__Source data__.
== Segment start ==

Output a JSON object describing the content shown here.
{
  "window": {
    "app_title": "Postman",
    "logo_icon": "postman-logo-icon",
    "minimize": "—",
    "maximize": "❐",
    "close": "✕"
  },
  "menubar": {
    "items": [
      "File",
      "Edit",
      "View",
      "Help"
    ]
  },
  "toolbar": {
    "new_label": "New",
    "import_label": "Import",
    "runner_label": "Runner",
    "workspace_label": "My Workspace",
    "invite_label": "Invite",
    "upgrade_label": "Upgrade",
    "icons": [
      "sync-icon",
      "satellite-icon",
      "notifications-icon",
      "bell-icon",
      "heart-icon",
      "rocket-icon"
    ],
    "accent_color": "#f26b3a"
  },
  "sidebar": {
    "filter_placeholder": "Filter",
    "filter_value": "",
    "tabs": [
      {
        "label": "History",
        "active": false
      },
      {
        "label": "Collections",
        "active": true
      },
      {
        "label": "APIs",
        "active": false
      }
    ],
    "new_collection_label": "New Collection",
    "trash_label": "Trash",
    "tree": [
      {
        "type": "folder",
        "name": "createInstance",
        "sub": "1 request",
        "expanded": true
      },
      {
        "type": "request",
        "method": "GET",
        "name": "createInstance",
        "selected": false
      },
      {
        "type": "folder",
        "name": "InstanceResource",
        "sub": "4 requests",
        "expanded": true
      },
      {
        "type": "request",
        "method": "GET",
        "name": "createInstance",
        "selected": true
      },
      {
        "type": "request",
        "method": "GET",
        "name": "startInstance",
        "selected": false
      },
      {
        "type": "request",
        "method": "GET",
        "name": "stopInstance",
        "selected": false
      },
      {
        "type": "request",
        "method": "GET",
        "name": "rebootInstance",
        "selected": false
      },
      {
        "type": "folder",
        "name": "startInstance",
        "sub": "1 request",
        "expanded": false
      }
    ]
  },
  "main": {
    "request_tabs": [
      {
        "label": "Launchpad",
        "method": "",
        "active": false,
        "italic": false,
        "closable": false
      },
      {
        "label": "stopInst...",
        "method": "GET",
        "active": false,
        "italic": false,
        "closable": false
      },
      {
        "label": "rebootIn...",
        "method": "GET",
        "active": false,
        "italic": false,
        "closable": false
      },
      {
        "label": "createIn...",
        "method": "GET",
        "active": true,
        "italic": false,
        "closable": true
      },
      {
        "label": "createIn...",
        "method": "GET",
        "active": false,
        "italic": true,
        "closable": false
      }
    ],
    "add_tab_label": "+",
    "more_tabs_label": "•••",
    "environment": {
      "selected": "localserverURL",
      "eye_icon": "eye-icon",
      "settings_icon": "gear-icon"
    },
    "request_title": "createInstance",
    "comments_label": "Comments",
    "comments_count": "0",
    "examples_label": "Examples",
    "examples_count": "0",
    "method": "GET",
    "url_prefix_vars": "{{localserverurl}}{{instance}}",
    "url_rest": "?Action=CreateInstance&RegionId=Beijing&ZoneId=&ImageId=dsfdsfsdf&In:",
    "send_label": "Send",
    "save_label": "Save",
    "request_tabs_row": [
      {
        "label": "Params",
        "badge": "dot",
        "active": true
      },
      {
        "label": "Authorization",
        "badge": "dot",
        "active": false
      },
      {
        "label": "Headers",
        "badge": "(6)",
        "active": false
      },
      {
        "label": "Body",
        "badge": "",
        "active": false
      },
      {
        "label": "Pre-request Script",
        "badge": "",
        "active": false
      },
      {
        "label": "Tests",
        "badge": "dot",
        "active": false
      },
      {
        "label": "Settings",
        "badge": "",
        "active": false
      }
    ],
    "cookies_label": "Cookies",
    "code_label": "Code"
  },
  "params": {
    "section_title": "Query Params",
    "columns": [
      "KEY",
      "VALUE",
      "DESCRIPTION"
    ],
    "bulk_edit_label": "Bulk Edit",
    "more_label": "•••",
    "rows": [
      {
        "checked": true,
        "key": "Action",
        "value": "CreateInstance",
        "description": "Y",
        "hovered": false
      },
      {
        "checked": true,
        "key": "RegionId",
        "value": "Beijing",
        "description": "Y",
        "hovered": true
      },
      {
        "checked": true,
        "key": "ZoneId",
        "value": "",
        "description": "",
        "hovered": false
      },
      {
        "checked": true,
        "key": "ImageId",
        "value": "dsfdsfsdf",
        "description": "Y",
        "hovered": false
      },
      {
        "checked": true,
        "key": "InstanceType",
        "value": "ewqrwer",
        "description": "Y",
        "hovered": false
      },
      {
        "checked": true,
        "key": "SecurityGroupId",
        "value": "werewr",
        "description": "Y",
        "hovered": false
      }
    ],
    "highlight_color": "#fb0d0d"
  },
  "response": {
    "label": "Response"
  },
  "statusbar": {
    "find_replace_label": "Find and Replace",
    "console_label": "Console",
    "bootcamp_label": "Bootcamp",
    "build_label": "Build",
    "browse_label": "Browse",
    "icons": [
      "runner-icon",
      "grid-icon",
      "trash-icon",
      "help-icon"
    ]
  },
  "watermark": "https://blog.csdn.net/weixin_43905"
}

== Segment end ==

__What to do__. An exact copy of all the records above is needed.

__Solution__.
Output a JSON object describing the content shown here.
{
  "window": {
    "app_title": "Postman",
    "logo_icon": "postman-logo-icon",
    "minimize": "—",
    "maximize": "❐",
    "close": "✕"
  },
  "menubar": {
    "items": [
      "File",
      "Edit",
      "View",
      "Help"
    ]
  },
  "toolbar": {
    "new_label": "New",
    "import_label": "Import",
    "runner_label": "Runner",
    "workspace_label": "My Workspace",
    "invite_label": "Invite",
    "upgrade_label": "Upgrade",
    "icons": [
      "sync-icon",
      "satellite-icon",
      "notifications-icon",
      "bell-icon",
      "heart-icon",
      "rocket-icon"
    ],
    "accent_color": "#f26b3a"
  },
  "sidebar": {
    "filter_placeholder": "Filter",
    "filter_value": "",
    "tabs": [
      {
        "label": "History",
        "active": false
      },
      {
        "label": "Collections",
        "active": true
      },
      {
        "label": "APIs",
        "active": false
      }
    ],
    "new_collection_label": "New Collection",
    "trash_label": "Trash",
    "tree": [
      {
        "type": "folder",
        "name": "createInstance",
        "sub": "1 request",
        "expanded": true
      },
      {
        "type": "request",
        "method": "GET",
        "name": "createInstance",
        "selected": false
      },
      {
        "type": "folder",
        "name": "InstanceResource",
        "sub": "4 requests",
        "expanded": true
      },
      {
        "type": "request",
        "method": "GET",
        "name": "createInstance",
        "selected": true
      },
      {
        "type": "request",
        "method": "GET",
        "name": "startInstance",
        "selected": false
      },
      {
        "type": "request",
        "method": "GET",
        "name": "stopInstance",
        "selected": false
      },
      {
        "type": "request",
        "method": "GET",
        "name": "rebootInstance",
        "selected": false
      },
      {
        "type": "folder",
        "name": "startInstance",
        "sub": "1 request",
        "expanded": false
      }
    ]
  },
  "main": {
    "request_tabs": [
      {
        "label": "Launchpad",
        "method": "",
        "active": false,
        "italic": false,
        "closable": false
      },
      {
        "label": "stopInst...",
        "method": "GET",
        "active": false,
        "italic": false,
        "closable": false
      },
      {
        "label": "rebootIn...",
        "method": "GET",
        "active": false,
        "italic": false,
        "closable": false
      },
      {
        "label": "createIn...",
        "method": "GET",
        "active": true,
        "italic": false,
        "closable": true
      },
      {
        "label": "createIn...",
        "method": "GET",
        "active": false,
        "italic": true,
        "closable": false
      }
    ],
    "add_tab_label": "+",
    "more_tabs_label": "•••",
    "environment": {
      "selected": "localserverURL",
      "eye_icon": "eye-icon",
      "settings_icon": "gear-icon"
    },
    "request_title": "createInstance",
    "comments_label": "Comments",
    "comments_count": "0",
    "examples_label": "Examples",
    "examples_count": "0",
    "method": "GET",
    "url_prefix_vars": "{{localserverurl}}{{instance}}",
    "url_rest": "?Action=CreateInstance&RegionId=Beijing&ZoneId=&ImageId=dsfdsfsdf&In:",
    "send_label": "Send",
    "save_label": "Save",
    "request_tabs_row": [
      {
        "label": "Params",
        "badge": "dot",
        "active": true
      },
      {
        "label": "Authorization",
        "badge": "dot",
        "active": false
      },
      {
        "label": "Headers",
        "badge": "(6)",
        "active": false
      },
      {
        "label": "Body",
        "badge": "",
        "active": false
      },
      {
        "label": "Pre-request Script",
        "badge": "",
        "active": false
      },
      {
        "label": "Tests",
        "badge": "dot",
        "active": false
      },
      {
        "label": "Settings",
        "badge": "",
        "active": false
      }
    ],
    "cookies_label": "Cookies",
    "code_label": "Code"
  },
  "params": {
    "section_title": "Query Params",
    "columns": [
      "KEY",
      "VALUE",
      "DESCRIPTION"
    ],
    "bulk_edit_label": "Bulk Edit",
    "more_label": "•••",
    "rows": [
      {
        "checked": true,
        "key": "Action",
        "value": "CreateInstance",
        "description": "Y",
        "hovered": false
      },
      {
        "checked": true,
        "key": "RegionId",
        "value": "Beijing",
        "description": "Y",
        "hovered": true
      },
      {
        "checked": true,
        "key": "ZoneId",
        "value": "",
        "description": "",
        "hovered": false
      },
      {
        "checked": true,
        "key": "ImageId",
        "value": "dsfdsfsdf",
        "description": "Y",
        "hovered": false
      },
      {
        "checked": true,
        "key": "InstanceType",
        "value": "ewqrwer",
        "description": "Y",
        "hovered": false
      },
      {
        "checked": true,
        "key": "SecurityGroupId",
        "value": "werewr",
        "description": "Y",
        "hovered": false
      }
    ],
    "highlight_color": "#fb0d0d"
  },
  "response": {
    "label": "Response"
  },
  "statusbar": {
    "find_replace_label": "Find and Replace",
    "console_label": "Console",
    "bootcamp_label": "Bootcamp",
    "build_label": "Build",
    "browse_label": "Browse",
    "icons": [
      "runner-icon",
      "grid-icon",
      "trash-icon",
      "help-icon"
    ]
  },
  "watermark": "https://blog.csdn.net/weixin_43905"
}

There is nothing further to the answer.